What you are asked to do →
As you restate the entries, keep every word intact and leave out whatever images they hold.

BEGIN Data for processing

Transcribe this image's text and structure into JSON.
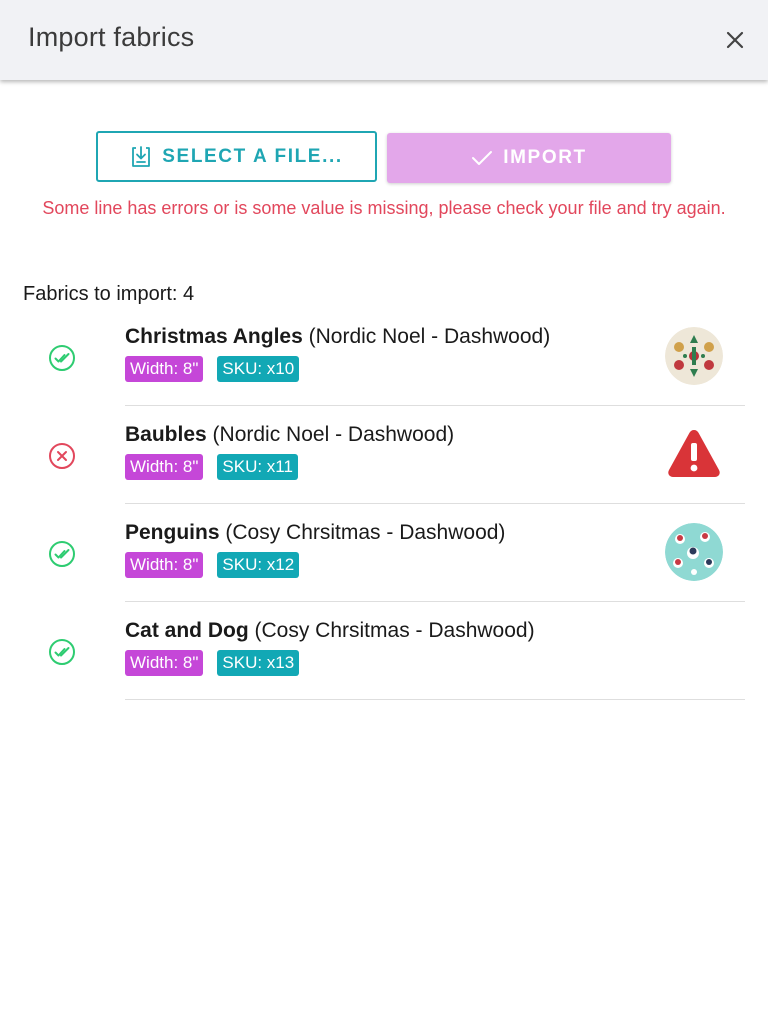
{
  "dialog": {
    "title": "Import fabrics",
    "close_icon": "close-icon"
  },
  "actions": {
    "select_file_label": "SELECT A FILE...",
    "select_file_icon": "file-download-icon",
    "import_label": "IMPORT",
    "import_icon": "check-icon"
  },
  "error_message": "Some line has errors or is some value is missing, please check your file and try again.",
  "summary": {
    "label": "Fabrics to import: 4"
  },
  "fabrics": [
    {
      "name": "Christmas Angles",
      "collection": " (Nordic Noel - Dashwood)",
      "width": "Width: 8\"",
      "sku": "SKU: x10",
      "status": "ok",
      "status_icon": "double-check-icon",
      "thumbnail": "nordic-pattern-thumbnail"
    },
    {
      "name": "Baubles",
      "collection": " (Nordic Noel - Dashwood)",
      "width": "Width: 8\"",
      "sku": "SKU: x11",
      "status": "error",
      "status_icon": "error-circle-icon",
      "thumbnail": "warning-triangle-icon"
    },
    {
      "name": "Penguins",
      "collection": " (Cosy Chrsitmas - Dashwood)",
      "width": "Width: 8\"",
      "sku": "SKU: x12",
      "status": "ok",
      "status_icon": "double-check-icon",
      "thumbnail": "penguin-pattern-thumbnail"
    },
    {
      "name": "Cat and Dog",
      "collection": " (Cosy Chrsitmas - Dashwood)",
      "width": "Width: 8\"",
      "sku": "SKU: x13",
      "status": "ok",
      "status_icon": "double-check-icon",
      "thumbnail": ""
    }
  ],
  "colors": {
    "accent_teal": "#1fa6b3",
    "import_disabled": "#e3a7ea",
    "error": "#e2475c",
    "success": "#2ecc71",
    "tag_width": "#c547d8",
    "tag_sku": "#12a8b5",
    "warning": "#d93438"
  }
}
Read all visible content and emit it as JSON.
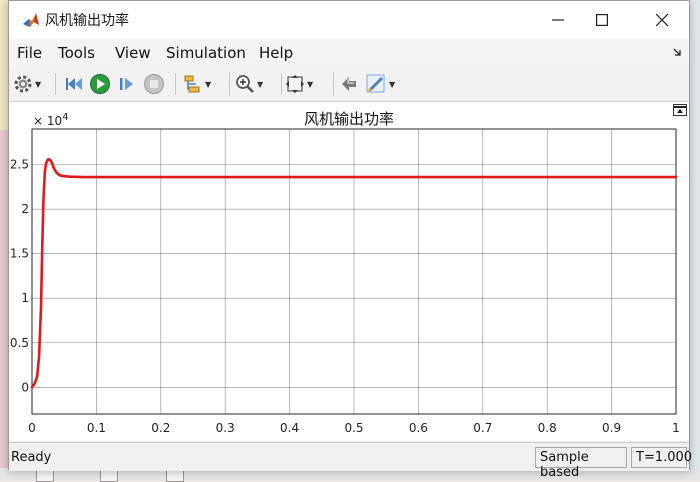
{
  "window": {
    "title": "风机输出功率"
  },
  "menu": {
    "file": "File",
    "tools": "Tools",
    "view": "View",
    "simulation": "Simulation",
    "help": "Help"
  },
  "plot": {
    "exponent_base": "× 10",
    "exponent_power": "4"
  },
  "chart_data": {
    "type": "line",
    "title": "风机输出功率",
    "xlabel": "",
    "ylabel": "",
    "xlim": [
      0,
      1
    ],
    "ylim": [
      -0.3,
      2.9
    ],
    "y_multiplier": 10000,
    "grid": true,
    "x_ticks": [
      0,
      0.1,
      0.2,
      0.3,
      0.4,
      0.5,
      0.6,
      0.7,
      0.8,
      0.9,
      1
    ],
    "x_tick_labels": [
      "0",
      "0.1",
      "0.2",
      "0.3",
      "0.4",
      "0.5",
      "0.6",
      "0.7",
      "0.8",
      "0.9",
      "1"
    ],
    "y_ticks": [
      0,
      0.5,
      1,
      1.5,
      2,
      2.5
    ],
    "y_tick_labels": [
      "0",
      "0.5",
      "1",
      "1.5",
      "2",
      "2.5"
    ],
    "series": [
      {
        "color": "#e0191a",
        "x": [
          0,
          0.004,
          0.008,
          0.011,
          0.014,
          0.016,
          0.018,
          0.02,
          0.022,
          0.025,
          0.028,
          0.031,
          0.034,
          0.038,
          0.043,
          0.05,
          0.06,
          0.08,
          0.1,
          0.2,
          0.4,
          0.6,
          0.8,
          1.0
        ],
        "y": [
          0,
          0.04,
          0.12,
          0.35,
          0.9,
          1.6,
          2.15,
          2.42,
          2.52,
          2.56,
          2.555,
          2.52,
          2.46,
          2.41,
          2.38,
          2.37,
          2.365,
          2.36,
          2.36,
          2.36,
          2.36,
          2.36,
          2.36,
          2.36
        ]
      }
    ]
  },
  "status": {
    "left": "Ready",
    "mode": "Sample based",
    "time": "T=1.000"
  }
}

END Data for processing

Written answer →
Transcribe this image's text and structure into JSON.
{
  "dialog": {
    "title": "Import fabrics",
    "close_icon": "close-icon"
  },
  "actions": {
    "select_file_label": "SELECT A FILE...",
    "select_file_icon": "file-download-icon",
    "import_label": "IMPORT",
    "import_icon": "check-icon"
  },
  "error_message": "Some line has errors or is some value is missing, please check your file and try again.",
  "summary": {
    "label": "Fabrics to import: 4"
  },
  "fabrics": [
    {
      "name": "Christmas Angles",
      "collection": " (Nordic Noel - Dashwood)",
      "width": "Width: 8\"",
      "sku": "SKU: x10",
      "status": "ok",
      "status_icon": "double-check-icon",
      "thumbnail": "nordic-pattern-thumbnail"
    },
    {
      "name": "Baubles",
      "collection": " (Nordic Noel - Dashwood)",
      "width": "Width: 8\"",
      "sku": "SKU: x11",
      "status": "error",
      "status_icon": "error-circle-icon",
      "thumbnail": "warning-triangle-icon"
    },
    {
      "name": "Penguins",
      "collection": " (Cosy Chrsitmas - Dashwood)",
      "width": "Width: 8\"",
      "sku": "SKU: x12",
      "status": "ok",
      "status_icon": "double-check-icon",
      "thumbnail": "penguin-pattern-thumbnail"
    },
    {
      "name": "Cat and Dog",
      "collection": " (Cosy Chrsitmas - Dashwood)",
      "width": "Width: 8\"",
      "sku": "SKU: x13",
      "status": "ok",
      "status_icon": "double-check-icon",
      "thumbnail": ""
    }
  ],
  "colors": {
    "accent_teal": "#1fa6b3",
    "import_disabled": "#e3a7ea",
    "error": "#e2475c",
    "success": "#2ecc71",
    "tag_width": "#c547d8",
    "tag_sku": "#12a8b5",
    "warning": "#d93438"
  }
}
Read all visible content and emit it as JSON.
{
  "window": {
    "title": "风机输出功率"
  },
  "menu": {
    "file": "File",
    "tools": "Tools",
    "view": "View",
    "simulation": "Simulation",
    "help": "Help"
  },
  "plot": {
    "exponent_base": "× 10",
    "exponent_power": "4"
  },
  "chart_data": {
    "type": "line",
    "title": "风机输出功率",
    "xlabel": "",
    "ylabel": "",
    "xlim": [
      0,
      1
    ],
    "ylim": [
      -0.3,
      2.9
    ],
    "y_multiplier": 10000,
    "grid": true,
    "x_ticks": [
      0,
      0.1,
      0.2,
      0.3,
      0.4,
      0.5,
      0.6,
      0.7,
      0.8,
      0.9,
      1
    ],
    "x_tick_labels": [
      "0",
      "0.1",
      "0.2",
      "0.3",
      "0.4",
      "0.5",
      "0.6",
      "0.7",
      "0.8",
      "0.9",
      "1"
    ],
    "y_ticks": [
      0,
      0.5,
      1,
      1.5,
      2,
      2.5
    ],
    "y_tick_labels": [
      "0",
      "0.5",
      "1",
      "1.5",
      "2",
      "2.5"
    ],
    "series": [
      {
        "color": "#e0191a",
        "x": [
          0,
          0.004,
          0.008,
          0.011,
          0.014,
          0.016,
          0.018,
          0.02,
          0.022,
          0.025,
          0.028,
          0.031,
          0.034,
          0.038,
          0.043,
          0.05,
          0.06,
          0.08,
          0.1,
          0.2,
          0.4,
          0.6,
          0.8,
          1.0
        ],
        "y": [
          0,
          0.04,
          0.12,
          0.35,
          0.9,
          1.6,
          2.15,
          2.42,
          2.52,
          2.56,
          2.555,
          2.52,
          2.46,
          2.41,
          2.38,
          2.37,
          2.365,
          2.36,
          2.36,
          2.36,
          2.36,
          2.36,
          2.36,
          2.36
        ]
      }
    ]
  },
  "status": {
    "left": "Ready",
    "mode": "Sample based",
    "time": "T=1.000"
  }
}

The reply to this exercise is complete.